Yet, the entire time I read through these threads and viewed the kindness of strangers, I thought to myself, what if this person is lying? It happens (thanks Chris). In this case, we may never know for sure. But how demoralizing could this be for a community (online or not)?
But maybe it doesn’t matter. Maybe the humanity that emerges here in times like this is enough for us to be optimistic. Jen notes,”That whole thing is a good example of an occasion where it doesn’t matter if the original post is authentic.”
In digging deeper into the original thread, I find this gem. One Redditer, in critiquing the outpouring writes:
…another bandwagon to jump on. Just like the TSA and Wikileaks, reddits short attention span settles on the death of a complete stranger.
Countless people around the world are going to die today. Almost none of them are going to make that choice, almost none of them are going to choose to die today.
Lucid got to choose when to die. He gets to prepare. Not one tear for all the other deaths, but a thread of people bitching about onions for this guy.
He deserves the attention he’s getting. What he’s gone though, and what he will do through in the next few days… well, none of us could ever comprehend it.
And this is countered with the following …
I think you fundamentally misunderstand the outpouring of emotion for Lucidending. The outpouring of emotion is for all those faceless and nameless deaths, for our own deaths, and all the ones before and since. The outpouring of emotion is a small window into our own mortality and humanity, and with it the pain, love, joy, and despair of them all.
Lucidendings, if your destiny is as you describe, I feel nothing but warm thoughts for you and I wish you all the best on your journey. In any case, your post has inspired others to be generous, caring, and inspiring to others.
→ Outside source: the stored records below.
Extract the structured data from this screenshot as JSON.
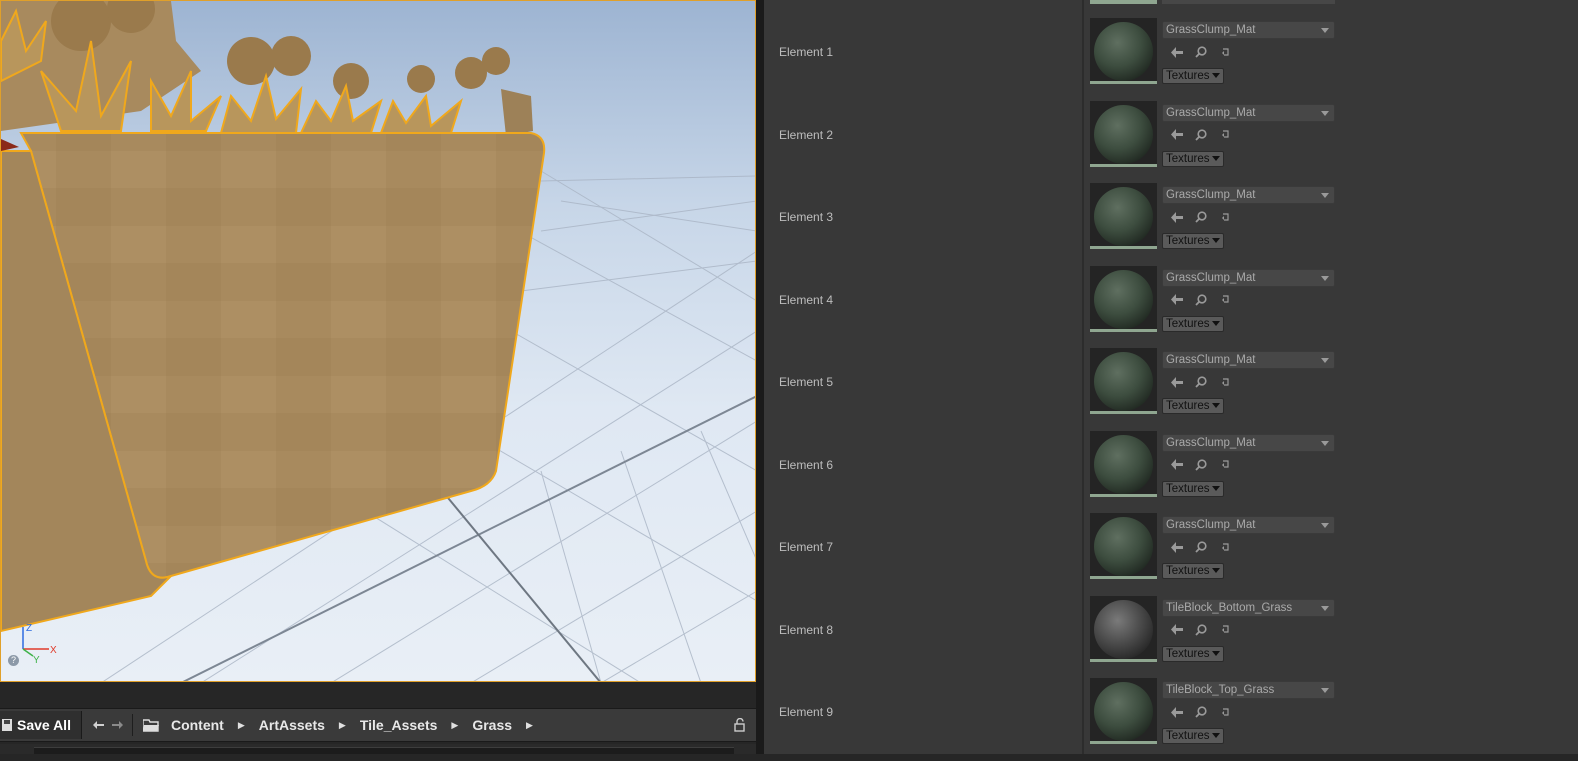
{
  "content_browser": {
    "save_all_label": "Save All",
    "breadcrumbs": [
      "Content",
      "ArtAssets",
      "Tile_Assets",
      "Grass"
    ]
  },
  "viewport": {
    "axis_labels": {
      "x": "X",
      "y": "Y",
      "z": "Z"
    },
    "help_glyph": "?"
  },
  "details": {
    "elements": [
      {
        "label": "Element 1",
        "material": "GrassClump_Mat",
        "textures_label": "Textures",
        "thumb": "grass"
      },
      {
        "label": "Element 2",
        "material": "GrassClump_Mat",
        "textures_label": "Textures",
        "thumb": "grass"
      },
      {
        "label": "Element 3",
        "material": "GrassClump_Mat",
        "textures_label": "Textures",
        "thumb": "grass"
      },
      {
        "label": "Element 4",
        "material": "GrassClump_Mat",
        "textures_label": "Textures",
        "thumb": "grass"
      },
      {
        "label": "Element 5",
        "material": "GrassClump_Mat",
        "textures_label": "Textures",
        "thumb": "grass"
      },
      {
        "label": "Element 6",
        "material": "GrassClump_Mat",
        "textures_label": "Textures",
        "thumb": "grass"
      },
      {
        "label": "Element 7",
        "material": "GrassClump_Mat",
        "textures_label": "Textures",
        "thumb": "grass"
      },
      {
        "label": "Element 8",
        "material": "TileBlock_Bottom_Grass",
        "textures_label": "Textures",
        "thumb": "dirt"
      },
      {
        "label": "Element 9",
        "material": "TileBlock_Top_Grass",
        "textures_label": "Textures",
        "thumb": "grass"
      }
    ]
  },
  "colors": {
    "selection_outline": "#f0a81c",
    "panel_bg": "#383838",
    "thumb_underline": "#8fa690"
  }
}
I can still believe that the Internet, and of course the world that it reflects, is a (mostly) shiny, happy place.
So what are your thoughts on all of this?
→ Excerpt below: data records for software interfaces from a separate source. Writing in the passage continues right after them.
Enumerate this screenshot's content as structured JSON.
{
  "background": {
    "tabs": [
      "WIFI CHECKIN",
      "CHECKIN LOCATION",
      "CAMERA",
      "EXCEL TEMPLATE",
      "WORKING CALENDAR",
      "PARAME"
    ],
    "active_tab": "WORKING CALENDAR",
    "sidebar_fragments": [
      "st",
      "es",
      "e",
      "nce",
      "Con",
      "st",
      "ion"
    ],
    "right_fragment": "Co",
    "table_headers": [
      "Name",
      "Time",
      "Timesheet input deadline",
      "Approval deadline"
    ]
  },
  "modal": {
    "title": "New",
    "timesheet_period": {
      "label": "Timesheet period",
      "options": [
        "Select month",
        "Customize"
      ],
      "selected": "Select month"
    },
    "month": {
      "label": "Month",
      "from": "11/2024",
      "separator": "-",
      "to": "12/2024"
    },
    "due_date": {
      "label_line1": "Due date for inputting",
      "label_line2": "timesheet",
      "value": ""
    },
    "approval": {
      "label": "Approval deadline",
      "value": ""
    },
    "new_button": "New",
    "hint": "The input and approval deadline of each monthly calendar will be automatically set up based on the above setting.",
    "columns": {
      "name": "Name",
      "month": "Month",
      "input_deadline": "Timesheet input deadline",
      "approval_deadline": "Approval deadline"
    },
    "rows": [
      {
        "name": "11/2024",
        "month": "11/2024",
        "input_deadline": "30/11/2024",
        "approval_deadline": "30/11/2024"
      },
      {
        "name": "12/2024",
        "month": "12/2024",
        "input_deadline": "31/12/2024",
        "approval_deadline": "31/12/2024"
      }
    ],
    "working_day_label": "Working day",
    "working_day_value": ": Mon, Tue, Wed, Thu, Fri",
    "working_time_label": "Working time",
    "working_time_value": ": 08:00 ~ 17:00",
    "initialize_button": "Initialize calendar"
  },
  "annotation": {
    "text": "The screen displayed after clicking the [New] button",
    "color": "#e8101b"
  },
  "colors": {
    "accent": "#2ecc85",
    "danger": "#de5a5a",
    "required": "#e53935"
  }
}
Update: As was somewhat suspected, lucidending’s story may have been a hoax. Gawker’s Adrian Chen has taken responsibility for the hoax, although that story is also being disputed.
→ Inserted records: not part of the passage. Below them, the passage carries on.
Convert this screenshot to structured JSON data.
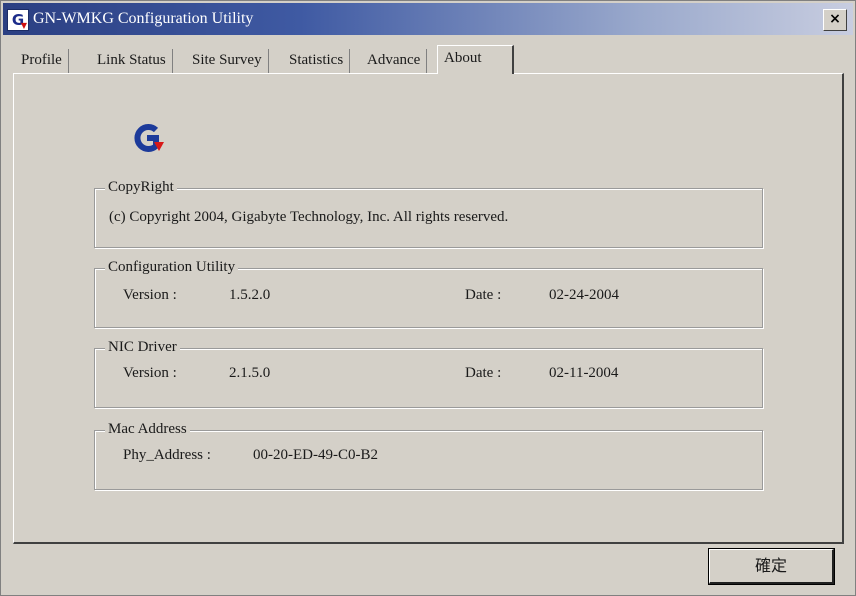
{
  "window": {
    "title": "GN-WMKG Configuration Utility",
    "close_label": "×"
  },
  "tabs": [
    {
      "label": "Profile"
    },
    {
      "label": "Link Status"
    },
    {
      "label": "Site Survey"
    },
    {
      "label": "Statistics"
    },
    {
      "label": "Advance"
    },
    {
      "label": "About",
      "active": true
    }
  ],
  "copyright": {
    "group_label": "CopyRight",
    "text": "(c) Copyright 2004, Gigabyte Technology, Inc.  All rights reserved."
  },
  "config_utility": {
    "group_label": "Configuration Utility",
    "version_label": "Version :",
    "version_value": "1.5.2.0",
    "date_label": "Date :",
    "date_value": "02-24-2004"
  },
  "nic_driver": {
    "group_label": "NIC Driver",
    "version_label": "Version :",
    "version_value": "2.1.5.0",
    "date_label": "Date :",
    "date_value": "02-11-2004"
  },
  "mac_address": {
    "group_label": "Mac Address",
    "phy_label": "Phy_Address :",
    "phy_value": "00-20-ED-49-C0-B2"
  },
  "footer": {
    "ok_label": "確定"
  },
  "colors": {
    "titlebar_start": "#2b3f82",
    "titlebar_end": "#c8cde0",
    "face": "#d4d0c8",
    "logo_blue": "#1c3a9a",
    "logo_red": "#d81818"
  }
}
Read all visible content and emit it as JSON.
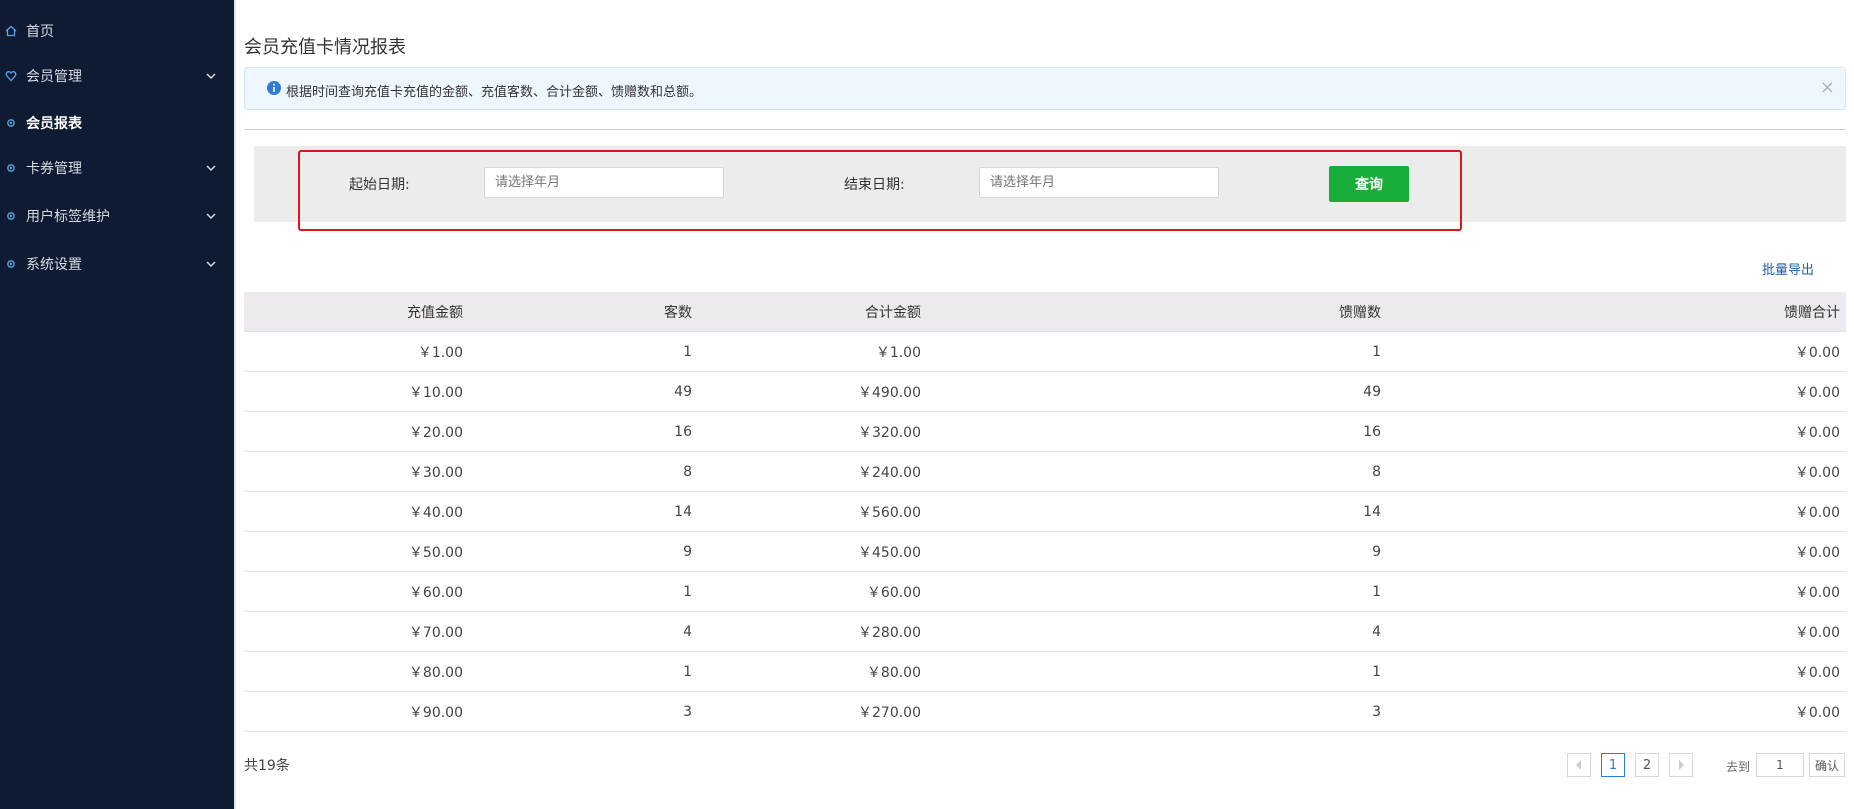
{
  "sidebar": {
    "items": [
      {
        "label": "首页",
        "icon": "home-icon",
        "expandable": false,
        "active": false
      },
      {
        "label": "会员管理",
        "icon": "heart-icon",
        "expandable": true,
        "active": false
      },
      {
        "label": "会员报表",
        "icon": "gear-icon",
        "expandable": false,
        "active": true
      },
      {
        "label": "卡券管理",
        "icon": "gear-icon",
        "expandable": true,
        "active": false
      },
      {
        "label": "用户标签维护",
        "icon": "gear-icon",
        "expandable": true,
        "active": false
      },
      {
        "label": "系统设置",
        "icon": "gear-icon",
        "expandable": true,
        "active": false
      }
    ]
  },
  "page": {
    "title": "会员充值卡情况报表"
  },
  "alert": {
    "text": "根据时间查询充值卡充值的金额、充值客数、合计金额、馈赠数和总额。",
    "close": "×"
  },
  "filter": {
    "start_label": "起始日期:",
    "start_placeholder": "请选择年月",
    "end_label": "结束日期:",
    "end_placeholder": "请选择年月",
    "query_button": "查询"
  },
  "export_label": "批量导出",
  "table": {
    "headers": [
      "充值金额",
      "客数",
      "合计金额",
      "馈赠数",
      "馈赠合计"
    ],
    "rows": [
      [
        "￥1.00",
        "1",
        "￥1.00",
        "1",
        "￥0.00"
      ],
      [
        "￥10.00",
        "49",
        "￥490.00",
        "49",
        "￥0.00"
      ],
      [
        "￥20.00",
        "16",
        "￥320.00",
        "16",
        "￥0.00"
      ],
      [
        "￥30.00",
        "8",
        "￥240.00",
        "8",
        "￥0.00"
      ],
      [
        "￥40.00",
        "14",
        "￥560.00",
        "14",
        "￥0.00"
      ],
      [
        "￥50.00",
        "9",
        "￥450.00",
        "9",
        "￥0.00"
      ],
      [
        "￥60.00",
        "1",
        "￥60.00",
        "1",
        "￥0.00"
      ],
      [
        "￥70.00",
        "4",
        "￥280.00",
        "4",
        "￥0.00"
      ],
      [
        "￥80.00",
        "1",
        "￥80.00",
        "1",
        "￥0.00"
      ],
      [
        "￥90.00",
        "3",
        "￥270.00",
        "3",
        "￥0.00"
      ]
    ]
  },
  "pagination": {
    "total": "共19条",
    "pages": [
      "1",
      "2"
    ],
    "current": "1",
    "goto_label": "去到",
    "goto_value": "1",
    "confirm": "确认"
  },
  "colors": {
    "sidebar_bg": "#0f1b33",
    "accent_green": "#1aad3c",
    "highlight_red": "#e0151b",
    "link_blue": "#1f5fa8"
  }
}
My friend and colleague Dean Shareski orchestrated a crowdsourcing initiative which resulted in this heart-warming video in honour of my birthday. The people in the video, about 75 in total, are my friends, many of whom I’ve been fortunate enough to have met face-to-face or online over the past few years. I am truly blown-away by this – this is seriously the best birthday gift I’ve ever received. Thank you to everyone who participated in this and to all of those who shared warm birthday wishes with me via Twitter, Facebook, email, and face-to-face. I am so very fortunate to have such wonderful friends and loved-ones dear to me. Thank you all!
Special thanks to Dean Shareski. I know how much time an initiative like this takes and it is truly appreciated. This is truly wonderful. This is community.
And, if you haven’t seen it, here’s the vid:
Update #1: I wasn’t sure exactly how Dean facilitated the crowdsourcing of this project, but Rod Lucier’s post explains the process a bit better.
Update #2: Dean put together a great post clearly explaining the process.